DOES YOUR POSTMAN ALWAYS RING TWICE?

Image

James M Cain, author of the best-seller THE POSTMAN ALWAYS RINGS TWICE said the book was so-called because when his postman was returning his rejected manuscripts he always rang twice

A few years ago, Samuel Moffie submitted The Perfect Martini to 100 literary agents. Actually, he submitted  the first twenty pages of Kurt Vonnegut’s Breakfast of Champions disguised as The Perfect Martini. Only one agent responded positively, but that’s because the agent recognized the original author. 99 agents declined.

Which just goes to show, what the fuck do agents know!  Or care.

Agents are concerned with commercial viability, first and foremost. Literary quality is a secondary bonus. Now, if Vonnegut wrote a novel where a dominant vampire becomes master to a naive, submissive, shape-shifting werewolf, I’m sure he would have fared better.

Why spend months, or even years, writing and submitting queries to agents who are clearly looking the other way?
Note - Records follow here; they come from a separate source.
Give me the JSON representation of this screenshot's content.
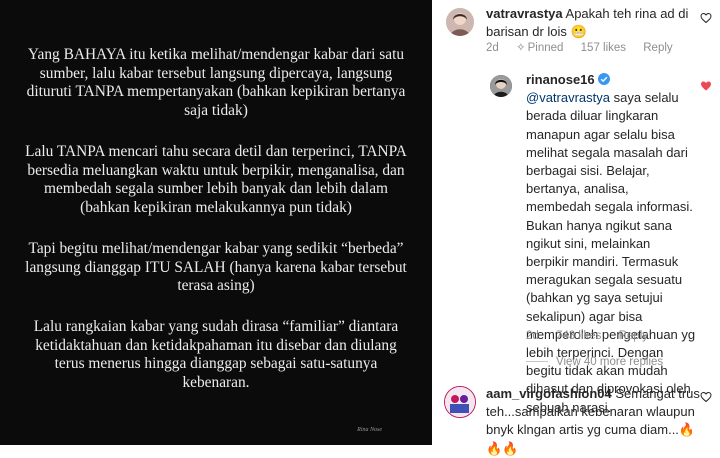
{
  "post": {
    "paragraphs": [
      "Yang BAHAYA itu ketika melihat/mendengar kabar dari satu sumber, lalu kabar tersebut langsung dipercaya, langsung dituruti TANPA mempertanyakan (bahkan kepikiran bertanya saja tidak)",
      "Lalu TANPA mencari tahu secara detil dan terperinci, TANPA bersedia meluangkan waktu untuk berpikir, menganalisa, dan membedah segala sumber lebih banyak dan lebih dalam (bahkan kepikiran melakukannya pun tidak)",
      "Tapi begitu melihat/mendengar kabar yang sedikit “berbeda” langsung dianggap ITU SALAH (hanya karena kabar tersebut terasa asing)",
      "Lalu rangkaian kabar yang sudah dirasa “familiar” diantara ketidaktahuan dan ketidakpahaman itu disebar dan diulang terus menerus hingga dianggap sebagai satu-satunya kebenaran."
    ],
    "credit": "Rina Nose"
  },
  "comments": [
    {
      "username": "vatravrastya",
      "text": "Apakah teh rina ad di barisan dr lois",
      "emoji": "😬",
      "age": "2d",
      "pinned": "Pinned",
      "likes": "157 likes",
      "reply": "Reply"
    },
    {
      "username": "rinanose16",
      "mention": "@vatravrastya",
      "text": "saya selalu berada diluar lingkaran manapun agar selalu bisa melihat segala masalah dari berbagai sisi. Belajar, bertanya, analisa, membedah segala informasi. Bukan hanya ngikut sana ngikut sini, melainkan berpikir mandiri. Termasuk meragukan segala sesuatu (bahkan yg saya setujui sekalipun) agar bisa memperoleh pengetahuan yg lebih terperinci. Dengan begitu tidak akan mudah dihasut dan diprovokasi oleh sebuah narasi.",
      "age": "2d",
      "likes": "743 likes",
      "reply": "Reply"
    },
    {
      "username": "aam_virgofashion04",
      "text": "Semangat trus teh...sampaikan kebenaran wlaupun bnyk klngan artis yg cuma diam...",
      "emoji": "🔥",
      "trailing_emoji": "🔥🔥"
    }
  ],
  "view_more": "View 40 more replies",
  "colors": {
    "post_bg": "#0b0b0b",
    "post_text": "#ececec",
    "mention": "#00376b",
    "meta": "#8e8e8e",
    "heart_liked": "#ed4956",
    "verified": "#3897f0"
  }
}
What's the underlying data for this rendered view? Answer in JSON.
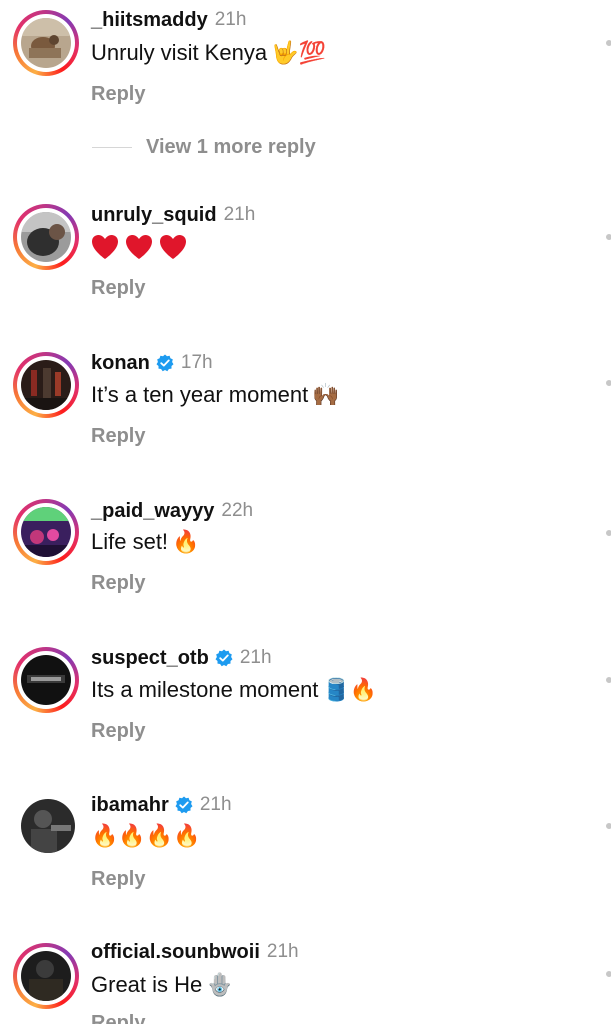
{
  "comments": [
    {
      "username": "_hiitsmaddy",
      "time": "21h",
      "text": "Unruly visit Kenya",
      "emojis": "🤟💯",
      "reply_label": "Reply",
      "avatar_icon": "avatar-photo"
    },
    {
      "username": "unruly_squid",
      "time": "21h",
      "text": "",
      "emojis": "❤️❤️❤️",
      "reply_label": "Reply",
      "avatar_icon": "avatar-photo"
    },
    {
      "username": "konan",
      "time": "17h",
      "verified": true,
      "text": "It’s a ten year moment",
      "emojis": "🙌🏾",
      "reply_label": "Reply",
      "avatar_icon": "avatar-photo"
    },
    {
      "username": "_paid_wayyy",
      "time": "22h",
      "text": "Life set!",
      "emojis": "🔥",
      "reply_label": "Reply",
      "avatar_icon": "avatar-photo"
    },
    {
      "username": "suspect_otb",
      "time": "21h",
      "verified": true,
      "text": "Its a milestone moment",
      "emojis": "🛢️🔥",
      "reply_label": "Reply",
      "avatar_icon": "avatar-photo"
    },
    {
      "username": "ibamahr",
      "time": "21h",
      "verified": true,
      "text": "",
      "emojis": "🔥🔥🔥🔥",
      "reply_label": "Reply",
      "avatar_icon": "avatar-photo"
    },
    {
      "username": "official.sounbwoii",
      "time": "21h",
      "text": "Great is He",
      "emojis": "🪬",
      "reply_label": "Reply",
      "avatar_icon": "avatar-photo"
    }
  ],
  "view_more": {
    "label": "View 1 more reply"
  },
  "colors": {
    "verified_blue": "#1d9bf0",
    "secondary_text": "#8e8e8e",
    "heart_red": "#e0162b"
  }
}
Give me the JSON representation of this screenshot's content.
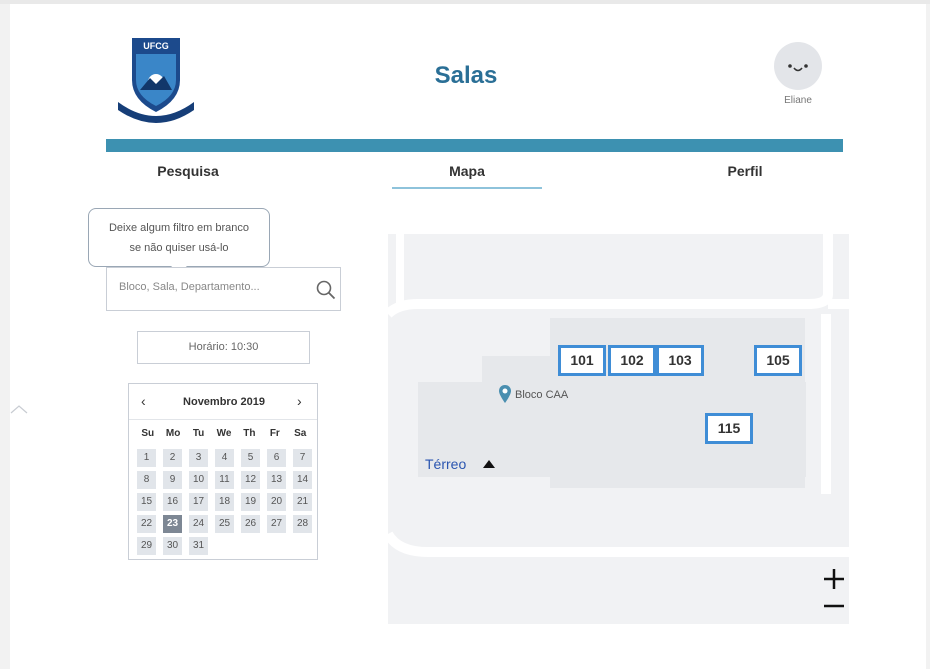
{
  "header": {
    "title": "Salas",
    "logo_text": "UFCG",
    "user_name": "Eliane"
  },
  "tabs": [
    {
      "label": "Pesquisa"
    },
    {
      "label": "Mapa",
      "active": true
    },
    {
      "label": "Perfil"
    }
  ],
  "search": {
    "tooltip_line1": "Deixe algum filtro em branco",
    "tooltip_line2": "se não quiser usá-lo",
    "placeholder": "Bloco, Sala, Departamento...",
    "value": ""
  },
  "schedule": {
    "label": "Horário: 10:30"
  },
  "calendar": {
    "month": "Novembro 2019",
    "prev": "‹",
    "next": "›",
    "weekdays": [
      "Su",
      "Mo",
      "Tu",
      "We",
      "Th",
      "Fr",
      "Sa"
    ],
    "days": [
      "1",
      "2",
      "3",
      "4",
      "5",
      "6",
      "7",
      "8",
      "9",
      "10",
      "11",
      "12",
      "13",
      "14",
      "15",
      "16",
      "17",
      "18",
      "19",
      "20",
      "21",
      "22",
      "23",
      "24",
      "25",
      "26",
      "27",
      "28",
      "29",
      "30",
      "31"
    ],
    "selected": "23"
  },
  "map": {
    "building": "Bloco CAA",
    "floor": "Térreo",
    "rooms": [
      "101",
      "102",
      "103",
      "105",
      "115"
    ],
    "zoom_in": "+",
    "zoom_out": "−"
  },
  "colors": {
    "accent_bar": "#3d91b1",
    "title": "#2a6f96",
    "room_border": "#3f8dd6"
  }
}
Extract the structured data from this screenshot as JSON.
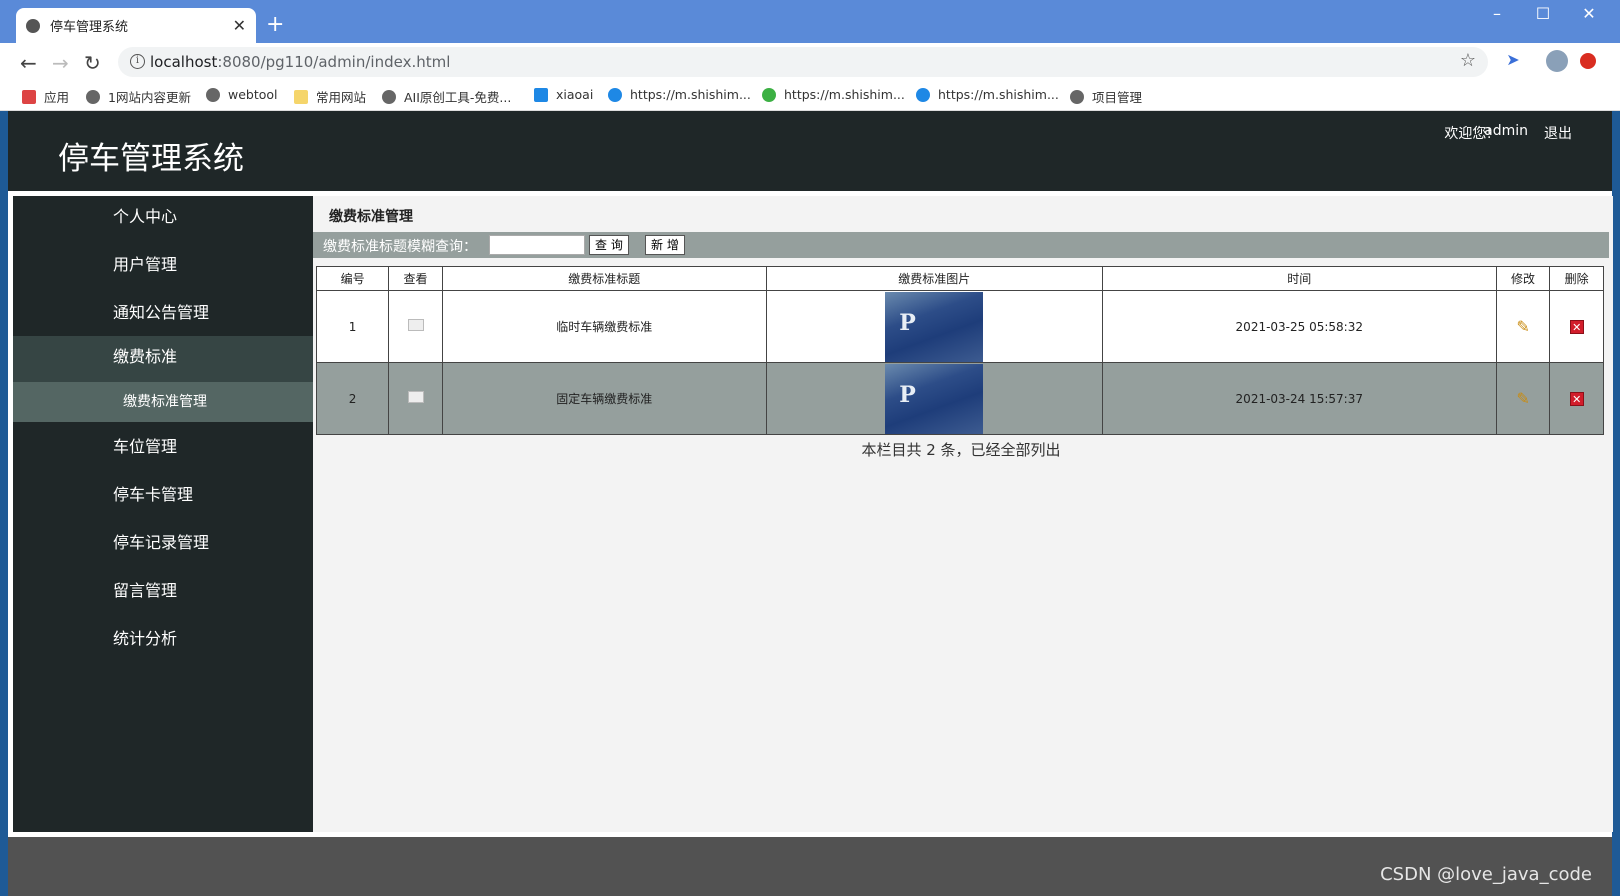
{
  "browser": {
    "tab_title": "停车管理系统",
    "url_host": "localhost",
    "url_rest": ":8080/pg110/admin/index.html",
    "bookmarks": [
      "应用",
      "1网站内容更新",
      "webtool",
      "常用网站",
      "AII原创工具-免费...",
      "xiaoai",
      "https://m.shishim...",
      "https://m.shishim...",
      "https://m.shishim...",
      "项目管理"
    ]
  },
  "header": {
    "title": "停车管理系统",
    "welcome": "欢迎您!",
    "user": "admin",
    "logout": "退出"
  },
  "sidebar": {
    "items": [
      "个人中心",
      "用户管理",
      "通知公告管理",
      "缴费标准",
      "车位管理",
      "停车卡管理",
      "停车记录管理",
      "留言管理",
      "统计分析"
    ],
    "sub_item": "缴费标准管理"
  },
  "main": {
    "section_title": "缴费标准管理",
    "search_label": "缴费标准标题模糊查询：",
    "search_value": "",
    "query_button": "查 询",
    "add_button": "新 增",
    "columns": [
      "编号",
      "查看",
      "缴费标准标题",
      "缴费标准图片",
      "时间",
      "修改",
      "删除"
    ],
    "rows": [
      {
        "id": "1",
        "title": "临时车辆缴费标准",
        "time": "2021-03-25 05:58:32"
      },
      {
        "id": "2",
        "title": "固定车辆缴费标准",
        "time": "2021-03-24 15:57:37"
      }
    ],
    "summary": "本栏目共 2 条，已经全部列出"
  },
  "watermark": "CSDN @love_java_code"
}
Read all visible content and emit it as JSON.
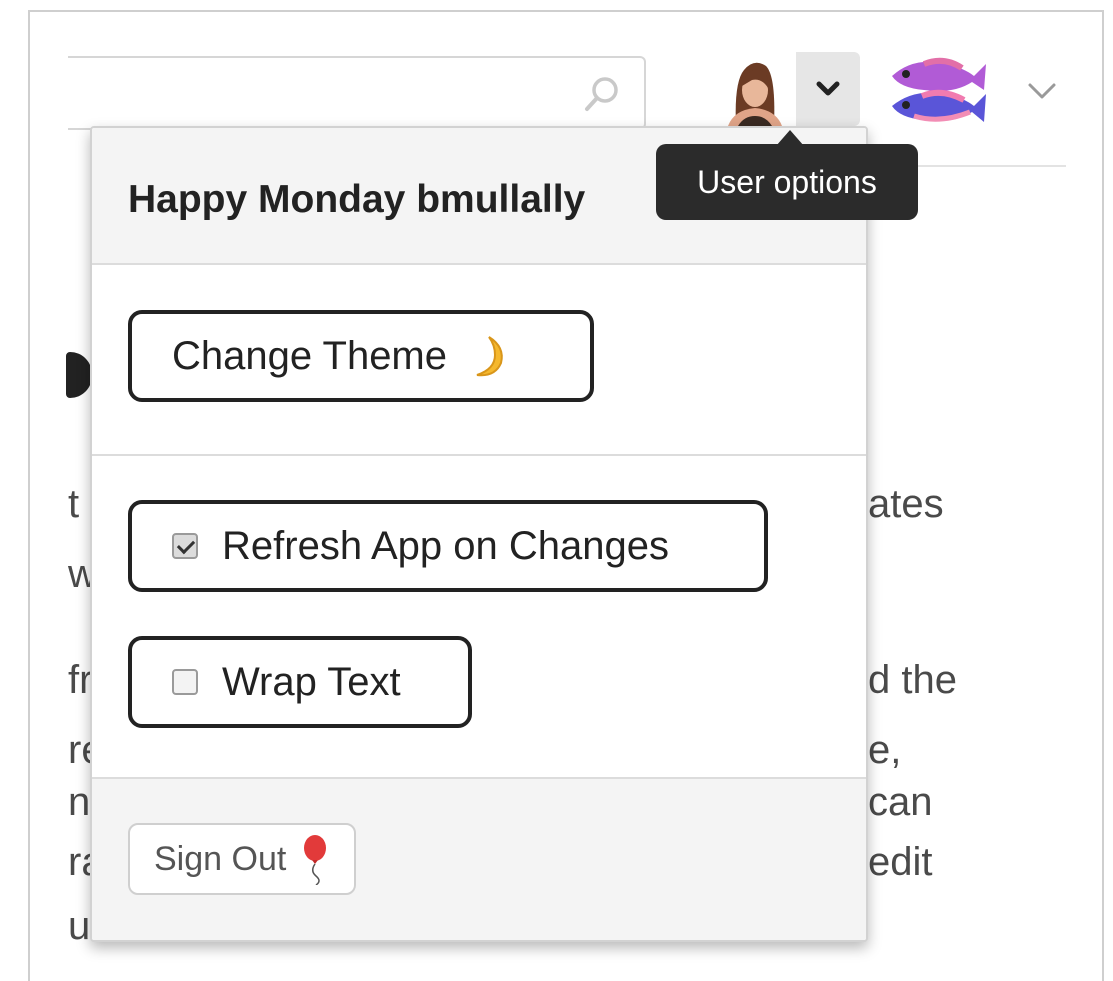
{
  "header": {
    "search_icon": "search-icon",
    "user_menu_chevron": "chevron-down-icon",
    "app_switcher_chevron": "chevron-down-icon"
  },
  "tooltip": {
    "text": "User options"
  },
  "background_text": {
    "line1_left": "t",
    "line1_right": "ates",
    "line2_left": "w",
    "line3_left": "fr",
    "line3_right": "d the",
    "line4_left": "re",
    "line4_right": "e,",
    "line5_left": "n",
    "line5_right": "can",
    "line6_left": "ra",
    "line6_right": "edit",
    "line7_left": "u."
  },
  "user_menu": {
    "greeting": "Happy Monday bmullally",
    "change_theme_label": "Change Theme",
    "change_theme_icon": "moon-icon",
    "refresh_label": "Refresh App on Changes",
    "refresh_checked": true,
    "wrap_label": "Wrap Text",
    "wrap_checked": false,
    "sign_out_label": "Sign Out",
    "sign_out_icon": "balloon-icon"
  }
}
If they passed on Kurt Vonnegut, what chance do you have?

Brian Marggraf writes in his blog; I queried over 300 agents, followed all their silly and varied submission requirements, I know, no attachments, got it, waited to hear back for weeks sometimes, other times, didn’t hear back at all, even with partial or full manuscript requests, read all their canned responses, I’m not taking on new authors at this time, the work doesn’t fit with my list. Blah, blah, blah. My tip – don’t send any more. Take your work straight to the reader.Within one month, I built a platform, designed my cover, formatted my ebook, published, promoted, marketed, and advertised. Made sales.

He has got a point. And my postman? Yeah, the fucker always rings twice.

NEIGHBOURLY ADVICE FROM WRITERS

The first draft over everything is shit– Ernest Hemingway

There speaks one of the greatest writers of the twentieth century. Some advice, such as the above, is common sense, and some, such as this ‘write about what you know’ is shit. If all writers followed that advice how many great books would have been written? Would Orwell have written 1984? would Terry Pratchett have written any book at all? would Shakespeare have written Julius Caesar?  The list goes on. Write about what you don’t know might be more appropriate!

There are three rules for writing a novel. Unfortunately, no one knows what they are. ― W. Somerset Maugham

The following 21 tips may offer some insight – but I wouldn’t bank on it! 

21 Harsh But Eye-Opening Writing Tips From Great Authors

to purchase or read extracts from any of my books click on my Amazon page; http://www.amazon.co.uk/Tom-OBrien/e/B0034OIGOQ/ref=sr_tc_2_0?qid=1388083522&sr=1-2-ent